> [Work instruction]: When you copy the entries, match them exactly and omit the pictures.

==============================

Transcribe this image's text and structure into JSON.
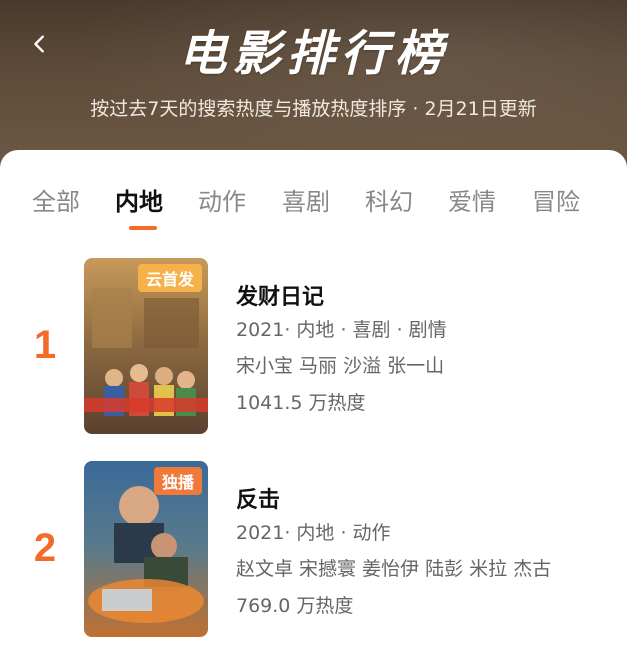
{
  "header": {
    "title": "电影排行榜",
    "subtitle": "按过去7天的搜索热度与播放热度排序 · 2月21日更新"
  },
  "tabs": [
    {
      "label": "全部"
    },
    {
      "label": "内地"
    },
    {
      "label": "动作"
    },
    {
      "label": "喜剧"
    },
    {
      "label": "科幻"
    },
    {
      "label": "爱情"
    },
    {
      "label": "冒险"
    }
  ],
  "active_tab": "内地",
  "movies": [
    {
      "rank": "1",
      "badge": "云首发",
      "title": "发财日记",
      "meta": "2021· 内地 · 喜剧 · 剧情",
      "cast": "宋小宝 马丽 沙溢 张一山",
      "heat": "1041.5 万热度"
    },
    {
      "rank": "2",
      "badge": "独播",
      "title": "反击",
      "meta": "2021· 内地 · 动作",
      "cast": "赵文卓 宋撼寰 姜怡伊 陆彭 米拉 杰古",
      "heat": "769.0 万热度"
    }
  ],
  "colors": {
    "accent": "#f26b2a",
    "header_bg": "#5d4a38"
  }
}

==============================

> [Solution to the exercise]:
Transcribe this image's text and structure into JSON.
{
  "header": {
    "title": "电影排行榜",
    "subtitle": "按过去7天的搜索热度与播放热度排序 · 2月21日更新"
  },
  "tabs": [
    {
      "label": "全部"
    },
    {
      "label": "内地"
    },
    {
      "label": "动作"
    },
    {
      "label": "喜剧"
    },
    {
      "label": "科幻"
    },
    {
      "label": "爱情"
    },
    {
      "label": "冒险"
    }
  ],
  "active_tab": "内地",
  "movies": [
    {
      "rank": "1",
      "badge": "云首发",
      "title": "发财日记",
      "meta": "2021· 内地 · 喜剧 · 剧情",
      "cast": "宋小宝 马丽 沙溢 张一山",
      "heat": "1041.5 万热度"
    },
    {
      "rank": "2",
      "badge": "独播",
      "title": "反击",
      "meta": "2021· 内地 · 动作",
      "cast": "赵文卓 宋撼寰 姜怡伊 陆彭 米拉 杰古",
      "heat": "769.0 万热度"
    }
  ],
  "colors": {
    "accent": "#f26b2a",
    "header_bg": "#5d4a38"
  }
}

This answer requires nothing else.